_WORK TASK_
Go through the data below and copy each line where the word "visible" occurs.

[Stored entries]
▬▬▬▬▬▬▬▬▬▬
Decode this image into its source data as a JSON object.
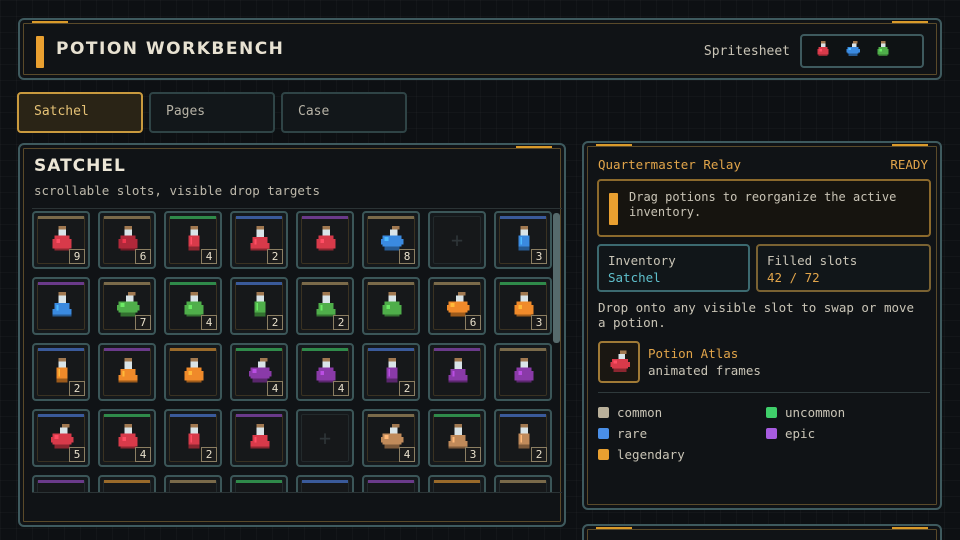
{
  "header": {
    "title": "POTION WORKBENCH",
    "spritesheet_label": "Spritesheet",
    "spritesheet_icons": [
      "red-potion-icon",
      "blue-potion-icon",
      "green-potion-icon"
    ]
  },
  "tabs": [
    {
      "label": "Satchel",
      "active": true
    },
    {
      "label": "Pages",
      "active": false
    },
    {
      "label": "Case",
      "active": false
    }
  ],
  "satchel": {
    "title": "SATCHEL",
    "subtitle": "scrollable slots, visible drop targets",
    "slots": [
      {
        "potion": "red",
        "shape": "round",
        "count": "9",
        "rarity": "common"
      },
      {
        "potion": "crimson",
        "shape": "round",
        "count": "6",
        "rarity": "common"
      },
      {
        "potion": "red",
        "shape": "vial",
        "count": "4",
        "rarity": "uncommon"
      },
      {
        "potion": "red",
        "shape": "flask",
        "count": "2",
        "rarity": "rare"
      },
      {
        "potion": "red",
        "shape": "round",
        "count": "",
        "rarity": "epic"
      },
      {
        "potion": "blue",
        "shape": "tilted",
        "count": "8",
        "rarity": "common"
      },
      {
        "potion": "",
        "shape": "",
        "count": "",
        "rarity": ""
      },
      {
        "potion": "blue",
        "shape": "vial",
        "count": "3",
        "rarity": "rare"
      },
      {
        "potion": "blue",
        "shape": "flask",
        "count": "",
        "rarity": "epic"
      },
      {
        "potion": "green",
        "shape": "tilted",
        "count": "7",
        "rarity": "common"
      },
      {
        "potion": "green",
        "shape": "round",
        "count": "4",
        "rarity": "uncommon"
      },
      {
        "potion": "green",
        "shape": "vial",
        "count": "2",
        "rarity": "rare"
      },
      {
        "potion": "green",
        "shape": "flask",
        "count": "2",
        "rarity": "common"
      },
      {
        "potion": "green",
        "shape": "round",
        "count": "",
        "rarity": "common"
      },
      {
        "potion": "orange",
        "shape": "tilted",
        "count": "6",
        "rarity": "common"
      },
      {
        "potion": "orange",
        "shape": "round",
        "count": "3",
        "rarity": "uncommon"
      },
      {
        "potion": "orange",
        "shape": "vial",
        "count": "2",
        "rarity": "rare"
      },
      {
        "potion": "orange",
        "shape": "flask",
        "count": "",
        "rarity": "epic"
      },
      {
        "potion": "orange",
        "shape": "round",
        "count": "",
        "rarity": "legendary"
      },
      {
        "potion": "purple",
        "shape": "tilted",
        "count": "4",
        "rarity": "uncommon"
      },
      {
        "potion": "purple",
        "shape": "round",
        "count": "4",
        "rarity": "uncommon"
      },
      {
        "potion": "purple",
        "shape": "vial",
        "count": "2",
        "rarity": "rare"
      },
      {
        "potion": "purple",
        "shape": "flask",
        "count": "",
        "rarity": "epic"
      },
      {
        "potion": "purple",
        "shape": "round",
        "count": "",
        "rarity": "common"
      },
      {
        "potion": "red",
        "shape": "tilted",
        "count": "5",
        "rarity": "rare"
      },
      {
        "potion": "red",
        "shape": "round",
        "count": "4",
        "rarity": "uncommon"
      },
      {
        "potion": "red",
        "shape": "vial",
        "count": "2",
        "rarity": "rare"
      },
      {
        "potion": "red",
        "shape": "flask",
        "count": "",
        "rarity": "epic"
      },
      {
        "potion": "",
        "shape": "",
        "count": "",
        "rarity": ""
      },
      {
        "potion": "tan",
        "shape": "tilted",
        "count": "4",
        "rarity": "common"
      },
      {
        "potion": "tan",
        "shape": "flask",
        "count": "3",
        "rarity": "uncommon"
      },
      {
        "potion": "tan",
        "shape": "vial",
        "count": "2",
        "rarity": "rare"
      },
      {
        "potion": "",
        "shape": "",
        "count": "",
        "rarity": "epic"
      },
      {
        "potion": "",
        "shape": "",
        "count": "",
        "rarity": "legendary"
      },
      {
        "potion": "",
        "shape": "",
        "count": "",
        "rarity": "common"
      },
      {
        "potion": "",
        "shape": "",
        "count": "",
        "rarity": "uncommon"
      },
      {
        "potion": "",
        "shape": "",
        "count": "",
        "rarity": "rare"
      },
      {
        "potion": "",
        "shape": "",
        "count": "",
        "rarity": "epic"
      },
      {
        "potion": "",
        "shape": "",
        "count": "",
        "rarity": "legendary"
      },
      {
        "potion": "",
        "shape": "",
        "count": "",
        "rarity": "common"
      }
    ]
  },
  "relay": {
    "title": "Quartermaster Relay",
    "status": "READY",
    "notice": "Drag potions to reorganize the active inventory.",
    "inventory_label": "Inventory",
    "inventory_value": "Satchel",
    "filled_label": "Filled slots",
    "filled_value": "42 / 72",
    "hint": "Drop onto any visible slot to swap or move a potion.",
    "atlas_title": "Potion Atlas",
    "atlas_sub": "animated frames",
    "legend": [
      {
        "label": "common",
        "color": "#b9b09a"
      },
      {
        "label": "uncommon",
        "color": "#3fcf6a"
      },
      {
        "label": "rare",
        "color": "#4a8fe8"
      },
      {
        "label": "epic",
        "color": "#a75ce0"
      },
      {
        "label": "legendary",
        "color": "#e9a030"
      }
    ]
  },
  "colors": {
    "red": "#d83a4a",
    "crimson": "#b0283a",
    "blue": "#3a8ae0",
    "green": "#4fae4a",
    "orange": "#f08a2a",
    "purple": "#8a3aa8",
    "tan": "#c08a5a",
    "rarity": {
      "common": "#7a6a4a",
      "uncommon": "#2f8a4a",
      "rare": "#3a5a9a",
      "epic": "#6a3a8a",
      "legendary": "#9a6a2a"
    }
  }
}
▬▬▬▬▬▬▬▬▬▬
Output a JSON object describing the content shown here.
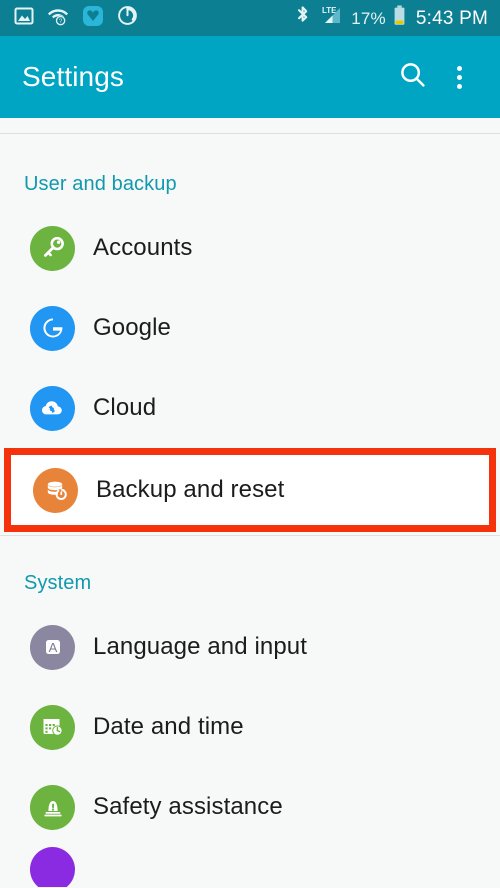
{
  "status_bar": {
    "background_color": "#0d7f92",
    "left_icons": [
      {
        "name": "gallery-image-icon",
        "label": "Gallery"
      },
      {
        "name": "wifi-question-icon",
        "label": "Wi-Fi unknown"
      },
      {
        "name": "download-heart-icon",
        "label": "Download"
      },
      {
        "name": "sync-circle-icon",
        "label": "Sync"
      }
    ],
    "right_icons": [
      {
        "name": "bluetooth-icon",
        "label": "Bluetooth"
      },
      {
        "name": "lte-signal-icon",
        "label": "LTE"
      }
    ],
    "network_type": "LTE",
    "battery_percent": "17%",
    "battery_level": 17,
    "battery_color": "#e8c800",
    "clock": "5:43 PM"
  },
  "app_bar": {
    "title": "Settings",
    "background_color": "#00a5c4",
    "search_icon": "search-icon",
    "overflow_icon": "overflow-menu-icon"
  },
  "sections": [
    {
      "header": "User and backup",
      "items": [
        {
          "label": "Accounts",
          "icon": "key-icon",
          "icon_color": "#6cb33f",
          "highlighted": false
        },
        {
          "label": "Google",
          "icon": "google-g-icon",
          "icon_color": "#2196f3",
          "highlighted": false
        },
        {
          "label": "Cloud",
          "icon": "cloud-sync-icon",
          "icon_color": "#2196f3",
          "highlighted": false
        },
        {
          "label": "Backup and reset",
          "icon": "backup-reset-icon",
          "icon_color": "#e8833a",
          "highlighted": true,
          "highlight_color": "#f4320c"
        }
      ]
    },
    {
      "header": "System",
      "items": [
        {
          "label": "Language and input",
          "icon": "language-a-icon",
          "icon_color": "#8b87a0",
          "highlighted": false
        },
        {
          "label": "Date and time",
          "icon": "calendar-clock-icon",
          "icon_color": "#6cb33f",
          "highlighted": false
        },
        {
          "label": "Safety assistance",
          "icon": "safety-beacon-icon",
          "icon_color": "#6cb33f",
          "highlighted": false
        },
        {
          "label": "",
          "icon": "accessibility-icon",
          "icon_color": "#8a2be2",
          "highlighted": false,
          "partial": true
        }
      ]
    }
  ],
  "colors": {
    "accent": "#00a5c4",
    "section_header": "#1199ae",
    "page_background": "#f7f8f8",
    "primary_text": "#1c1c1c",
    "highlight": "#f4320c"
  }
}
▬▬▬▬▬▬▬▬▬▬
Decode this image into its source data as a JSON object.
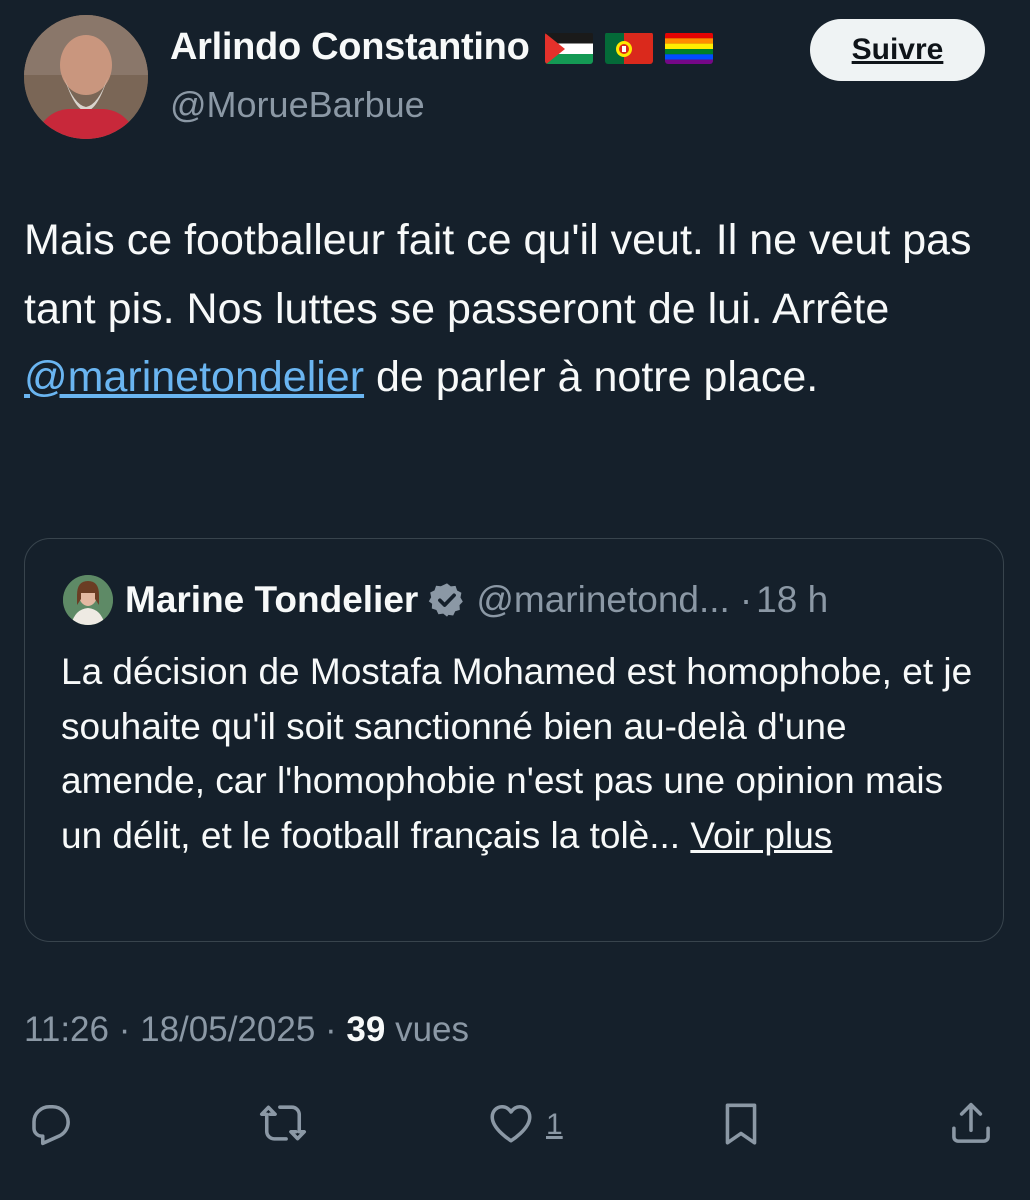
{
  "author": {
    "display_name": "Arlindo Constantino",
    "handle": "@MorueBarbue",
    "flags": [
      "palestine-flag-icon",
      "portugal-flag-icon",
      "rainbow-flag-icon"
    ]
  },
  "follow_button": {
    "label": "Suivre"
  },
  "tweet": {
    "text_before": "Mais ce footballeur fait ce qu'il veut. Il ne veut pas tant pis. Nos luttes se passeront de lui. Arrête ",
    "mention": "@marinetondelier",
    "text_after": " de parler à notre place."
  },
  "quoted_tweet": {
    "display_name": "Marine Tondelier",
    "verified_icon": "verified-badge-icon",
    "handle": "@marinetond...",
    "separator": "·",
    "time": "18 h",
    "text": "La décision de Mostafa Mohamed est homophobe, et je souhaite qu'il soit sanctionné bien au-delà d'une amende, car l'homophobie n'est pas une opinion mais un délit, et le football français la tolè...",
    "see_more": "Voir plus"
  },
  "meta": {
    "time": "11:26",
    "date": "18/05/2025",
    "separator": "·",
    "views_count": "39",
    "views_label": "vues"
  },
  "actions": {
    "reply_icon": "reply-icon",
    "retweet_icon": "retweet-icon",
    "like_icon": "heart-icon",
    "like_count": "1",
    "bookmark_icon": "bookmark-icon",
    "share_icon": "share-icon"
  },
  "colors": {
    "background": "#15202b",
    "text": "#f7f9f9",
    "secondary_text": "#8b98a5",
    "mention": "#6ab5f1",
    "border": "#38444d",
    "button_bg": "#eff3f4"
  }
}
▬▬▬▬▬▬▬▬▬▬
_RESULT FOR THIS EXERCISE_
    "subtitle": "scrollable slots, visible drop targets",
    "hint": "Drop onto any visible slot to swap or move a potion.",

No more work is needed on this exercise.